"Obviously the `80 rod' provision was not applicable to this case because the locomotive or train had not traveled that far from its starting point when it reached the crossing. And, because this fact was so obvious and undisputed, and, in the instruction itself, it was not made positively applicable, we cannot believe the jury was mislead by it. As said in Missouri, O. & G.R. Co. v. Parker, 50 Okl. 491, 151 P. 325, 328, quoted and followed in Atchison, T. & S.F. Ry. Co. v. Raleigh, 194 Okl. 589, 154 P.2d 62: `Common sense should enter into the decision on such propositions as this and govern when reason points but one way.' Judgments based on verdicts are not reversed for abstract, technical and ineffective errors in particular instructions; and in determining whether the error complained of is of such character, the evidence and the instructions as a whole may be proper subjects of scrutiny.

* * * * * *

As there is nothing to indicate that the jury's verdict lacked sufficient evidentiary support as to defendant's negligence, irrespective of its noncompliance with the `80 rod' statute, or that said verdict would have been any different had Instruction No. 12 contained no reference to such statutory provision, we must hold that such reference, if error, was harmless under the circumstances here, and insufficient cause for reversal. See Reinhart & Donovan Co. v. Williamson, 191 Okl. 539, 131 P.2d 765. * * *"

Similarly, we have concluded in the present case that since there was no evidence that plaintiff had engaged in horse play, such as referred to in her petition, and, for that reason, the quoted part of the trial court's Instruction No. 8 was obviously not applicable to this case, it must be presumed that the members of the jury recognized this, and reached their verdict, unaffected by that objectionable part of said instruction. As already indicated, it was the prerogative of the jury to determine, on the basis of the evidence, including her age, that defendant did not foresee that in her playful, or practical-joke, pushing of plaintiff's head down on the water faucet, any physical injury would result; and we cannot say that such a conclusion lacks sufficient support in the evidence. It is difficult to believe that the verdict and judgment would have been any different than it was if the objectionable part of the court's Instruction No. 8 had not been given.
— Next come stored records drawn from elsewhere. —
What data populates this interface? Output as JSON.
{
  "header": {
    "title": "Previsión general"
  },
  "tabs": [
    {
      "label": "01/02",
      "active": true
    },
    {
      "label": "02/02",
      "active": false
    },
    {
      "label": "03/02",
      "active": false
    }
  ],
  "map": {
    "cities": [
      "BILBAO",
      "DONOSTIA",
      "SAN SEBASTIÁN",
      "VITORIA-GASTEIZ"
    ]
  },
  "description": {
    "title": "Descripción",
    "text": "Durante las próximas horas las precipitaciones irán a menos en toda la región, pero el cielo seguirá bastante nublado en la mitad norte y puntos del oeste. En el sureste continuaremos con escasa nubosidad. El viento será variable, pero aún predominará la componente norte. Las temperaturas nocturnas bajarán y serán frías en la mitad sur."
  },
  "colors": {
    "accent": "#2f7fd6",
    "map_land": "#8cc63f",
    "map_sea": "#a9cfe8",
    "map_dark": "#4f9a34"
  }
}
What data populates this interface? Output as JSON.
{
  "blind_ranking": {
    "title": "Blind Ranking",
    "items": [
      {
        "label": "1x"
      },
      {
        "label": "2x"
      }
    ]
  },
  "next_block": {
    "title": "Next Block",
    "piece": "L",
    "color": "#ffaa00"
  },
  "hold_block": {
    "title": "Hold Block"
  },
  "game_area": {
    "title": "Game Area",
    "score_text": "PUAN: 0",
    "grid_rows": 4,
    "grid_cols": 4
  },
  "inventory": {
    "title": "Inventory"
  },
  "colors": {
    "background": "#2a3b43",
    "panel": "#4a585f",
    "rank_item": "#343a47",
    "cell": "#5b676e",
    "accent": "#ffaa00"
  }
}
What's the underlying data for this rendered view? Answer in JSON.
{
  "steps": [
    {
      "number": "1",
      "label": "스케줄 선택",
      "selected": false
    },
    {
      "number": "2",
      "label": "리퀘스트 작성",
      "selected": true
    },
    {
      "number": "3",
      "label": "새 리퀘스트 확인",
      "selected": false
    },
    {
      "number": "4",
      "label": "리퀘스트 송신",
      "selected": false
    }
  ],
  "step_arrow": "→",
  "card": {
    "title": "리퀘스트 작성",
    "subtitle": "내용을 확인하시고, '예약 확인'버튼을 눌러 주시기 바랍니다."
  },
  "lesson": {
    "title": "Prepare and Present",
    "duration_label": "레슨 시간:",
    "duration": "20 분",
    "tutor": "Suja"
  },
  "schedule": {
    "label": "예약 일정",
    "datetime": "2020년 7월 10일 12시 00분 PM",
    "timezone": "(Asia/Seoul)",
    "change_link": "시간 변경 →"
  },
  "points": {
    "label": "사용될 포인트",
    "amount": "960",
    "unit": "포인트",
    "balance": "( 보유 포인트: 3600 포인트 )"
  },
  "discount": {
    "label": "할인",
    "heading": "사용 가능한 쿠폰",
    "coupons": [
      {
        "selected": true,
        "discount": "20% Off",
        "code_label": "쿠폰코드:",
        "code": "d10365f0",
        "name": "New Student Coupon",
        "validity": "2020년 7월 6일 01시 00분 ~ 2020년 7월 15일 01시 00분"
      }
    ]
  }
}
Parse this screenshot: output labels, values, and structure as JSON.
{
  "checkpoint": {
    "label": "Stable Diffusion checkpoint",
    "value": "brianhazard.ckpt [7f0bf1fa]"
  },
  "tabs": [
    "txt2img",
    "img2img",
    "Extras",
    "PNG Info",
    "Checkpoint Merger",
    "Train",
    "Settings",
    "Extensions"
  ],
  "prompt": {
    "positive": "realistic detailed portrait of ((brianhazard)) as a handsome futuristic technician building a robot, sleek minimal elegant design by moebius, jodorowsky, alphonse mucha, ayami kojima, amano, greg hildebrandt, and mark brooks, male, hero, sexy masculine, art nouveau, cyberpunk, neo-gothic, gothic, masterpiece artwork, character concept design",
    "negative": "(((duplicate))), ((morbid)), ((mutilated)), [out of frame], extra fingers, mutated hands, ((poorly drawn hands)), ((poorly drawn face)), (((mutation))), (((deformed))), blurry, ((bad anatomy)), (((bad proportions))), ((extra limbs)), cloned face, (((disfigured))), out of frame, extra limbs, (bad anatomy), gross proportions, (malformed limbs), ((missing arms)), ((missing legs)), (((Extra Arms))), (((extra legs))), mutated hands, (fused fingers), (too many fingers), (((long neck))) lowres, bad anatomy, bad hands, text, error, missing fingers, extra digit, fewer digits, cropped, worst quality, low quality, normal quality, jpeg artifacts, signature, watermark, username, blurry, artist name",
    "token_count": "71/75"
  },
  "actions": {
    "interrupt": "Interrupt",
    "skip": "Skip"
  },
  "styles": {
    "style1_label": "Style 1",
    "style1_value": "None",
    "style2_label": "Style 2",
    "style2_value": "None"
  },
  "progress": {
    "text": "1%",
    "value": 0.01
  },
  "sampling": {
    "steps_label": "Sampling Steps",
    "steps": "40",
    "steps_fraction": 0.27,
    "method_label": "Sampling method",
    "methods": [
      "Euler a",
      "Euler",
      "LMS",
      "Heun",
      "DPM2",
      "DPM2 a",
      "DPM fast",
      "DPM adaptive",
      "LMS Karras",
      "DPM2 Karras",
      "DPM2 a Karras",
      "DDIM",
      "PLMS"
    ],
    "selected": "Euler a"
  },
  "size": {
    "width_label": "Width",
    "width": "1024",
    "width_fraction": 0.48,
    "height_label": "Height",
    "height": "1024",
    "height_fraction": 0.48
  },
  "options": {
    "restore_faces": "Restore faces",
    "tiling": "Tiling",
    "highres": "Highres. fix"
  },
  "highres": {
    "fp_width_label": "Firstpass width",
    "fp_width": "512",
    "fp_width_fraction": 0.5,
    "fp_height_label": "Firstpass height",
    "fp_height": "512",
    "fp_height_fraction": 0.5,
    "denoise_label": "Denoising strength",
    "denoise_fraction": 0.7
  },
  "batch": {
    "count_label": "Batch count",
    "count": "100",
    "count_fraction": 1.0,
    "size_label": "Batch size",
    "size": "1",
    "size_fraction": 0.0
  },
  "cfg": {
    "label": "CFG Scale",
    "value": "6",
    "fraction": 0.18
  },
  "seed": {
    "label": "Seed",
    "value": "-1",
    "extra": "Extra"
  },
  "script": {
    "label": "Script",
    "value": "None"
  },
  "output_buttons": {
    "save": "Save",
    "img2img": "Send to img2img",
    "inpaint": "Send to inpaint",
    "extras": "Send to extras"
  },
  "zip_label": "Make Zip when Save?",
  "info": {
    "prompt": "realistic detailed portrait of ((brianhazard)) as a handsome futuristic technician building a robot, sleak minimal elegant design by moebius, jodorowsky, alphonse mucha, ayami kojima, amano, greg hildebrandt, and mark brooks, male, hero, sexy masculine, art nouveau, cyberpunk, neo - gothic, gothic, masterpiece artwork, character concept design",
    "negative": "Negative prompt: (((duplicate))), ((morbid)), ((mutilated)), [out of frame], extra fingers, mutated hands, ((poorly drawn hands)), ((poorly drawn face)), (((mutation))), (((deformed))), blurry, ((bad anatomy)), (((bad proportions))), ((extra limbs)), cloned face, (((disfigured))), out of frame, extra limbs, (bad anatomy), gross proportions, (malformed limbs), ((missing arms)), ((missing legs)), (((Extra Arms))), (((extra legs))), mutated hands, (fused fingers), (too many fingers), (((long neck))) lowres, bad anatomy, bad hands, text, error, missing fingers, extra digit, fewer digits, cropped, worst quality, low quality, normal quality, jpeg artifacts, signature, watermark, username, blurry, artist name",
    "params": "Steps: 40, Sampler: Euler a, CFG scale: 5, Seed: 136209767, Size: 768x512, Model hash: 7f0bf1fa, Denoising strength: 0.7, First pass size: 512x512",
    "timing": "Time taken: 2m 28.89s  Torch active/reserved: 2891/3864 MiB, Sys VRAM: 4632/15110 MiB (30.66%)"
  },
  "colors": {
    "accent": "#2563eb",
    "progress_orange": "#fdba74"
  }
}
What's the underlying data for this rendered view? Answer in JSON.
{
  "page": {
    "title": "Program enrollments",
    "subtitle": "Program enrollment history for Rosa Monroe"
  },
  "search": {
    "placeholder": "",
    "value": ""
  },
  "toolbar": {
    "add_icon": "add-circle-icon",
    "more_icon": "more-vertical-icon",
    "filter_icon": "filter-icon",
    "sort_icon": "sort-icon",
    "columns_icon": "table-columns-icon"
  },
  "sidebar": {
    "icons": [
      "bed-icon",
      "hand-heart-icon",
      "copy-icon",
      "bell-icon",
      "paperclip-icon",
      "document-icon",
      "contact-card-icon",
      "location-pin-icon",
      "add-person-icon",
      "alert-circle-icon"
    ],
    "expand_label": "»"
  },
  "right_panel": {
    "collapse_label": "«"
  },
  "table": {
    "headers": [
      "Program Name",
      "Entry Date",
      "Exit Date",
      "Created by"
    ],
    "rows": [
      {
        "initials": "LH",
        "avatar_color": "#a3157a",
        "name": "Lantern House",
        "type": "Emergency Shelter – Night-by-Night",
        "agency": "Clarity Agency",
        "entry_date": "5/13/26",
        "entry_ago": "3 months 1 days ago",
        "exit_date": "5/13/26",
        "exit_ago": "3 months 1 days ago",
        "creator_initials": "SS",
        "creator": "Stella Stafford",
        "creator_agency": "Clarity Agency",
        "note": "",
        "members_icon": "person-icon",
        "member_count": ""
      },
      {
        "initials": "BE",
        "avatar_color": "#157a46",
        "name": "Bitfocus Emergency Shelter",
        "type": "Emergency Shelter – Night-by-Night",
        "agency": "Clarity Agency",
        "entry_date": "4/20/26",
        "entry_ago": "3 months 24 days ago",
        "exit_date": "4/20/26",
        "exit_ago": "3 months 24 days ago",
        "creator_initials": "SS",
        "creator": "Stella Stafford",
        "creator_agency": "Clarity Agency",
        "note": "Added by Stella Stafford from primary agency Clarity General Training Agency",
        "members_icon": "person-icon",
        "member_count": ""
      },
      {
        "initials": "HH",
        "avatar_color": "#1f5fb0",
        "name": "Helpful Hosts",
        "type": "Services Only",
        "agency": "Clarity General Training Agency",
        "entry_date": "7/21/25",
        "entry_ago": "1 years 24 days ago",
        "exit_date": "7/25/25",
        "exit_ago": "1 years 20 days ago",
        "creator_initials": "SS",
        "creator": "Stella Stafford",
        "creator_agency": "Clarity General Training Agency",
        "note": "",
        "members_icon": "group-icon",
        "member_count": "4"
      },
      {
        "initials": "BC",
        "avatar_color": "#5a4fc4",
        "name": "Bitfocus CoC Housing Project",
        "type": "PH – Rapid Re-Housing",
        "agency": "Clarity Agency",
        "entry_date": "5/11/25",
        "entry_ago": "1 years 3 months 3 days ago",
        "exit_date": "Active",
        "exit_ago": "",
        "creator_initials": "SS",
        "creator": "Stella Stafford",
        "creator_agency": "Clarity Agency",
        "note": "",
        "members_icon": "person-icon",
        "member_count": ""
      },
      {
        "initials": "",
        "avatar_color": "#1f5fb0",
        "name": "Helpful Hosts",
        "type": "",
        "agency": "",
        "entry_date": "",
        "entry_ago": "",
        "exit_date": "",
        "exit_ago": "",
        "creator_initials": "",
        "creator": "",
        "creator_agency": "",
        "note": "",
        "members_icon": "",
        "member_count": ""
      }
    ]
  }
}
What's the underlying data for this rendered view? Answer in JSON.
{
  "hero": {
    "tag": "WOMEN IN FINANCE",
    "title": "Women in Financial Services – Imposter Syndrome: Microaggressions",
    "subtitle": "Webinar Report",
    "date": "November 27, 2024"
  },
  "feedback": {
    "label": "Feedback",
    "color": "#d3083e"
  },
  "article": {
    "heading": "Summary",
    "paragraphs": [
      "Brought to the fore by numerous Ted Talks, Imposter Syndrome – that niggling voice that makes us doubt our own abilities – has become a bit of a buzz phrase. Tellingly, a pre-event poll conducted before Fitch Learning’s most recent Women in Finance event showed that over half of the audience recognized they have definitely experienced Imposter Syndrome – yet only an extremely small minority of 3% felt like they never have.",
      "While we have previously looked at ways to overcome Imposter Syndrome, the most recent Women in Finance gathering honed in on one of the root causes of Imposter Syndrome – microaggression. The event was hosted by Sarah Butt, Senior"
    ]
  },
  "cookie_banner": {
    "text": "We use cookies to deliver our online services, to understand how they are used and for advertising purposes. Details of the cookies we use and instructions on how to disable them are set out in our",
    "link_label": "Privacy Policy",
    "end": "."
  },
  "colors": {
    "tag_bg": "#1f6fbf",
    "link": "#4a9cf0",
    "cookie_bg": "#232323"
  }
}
As, in view of the foregoing, there is no showing of the prejudice necessary to obtain reversal on account of the error in Instruction No. 8, we hold that said error was harmless under the circumstances.

¶11 The judgment of the trial court is hereby affirmed.

¶12 JACKSON, C.J., IRWIN, V.C.J., and DAVISON, WILLIAMS, BERRY, HODGES and LAVENDER, JJ., concur.

¶13 McINERNEY, J., dissents.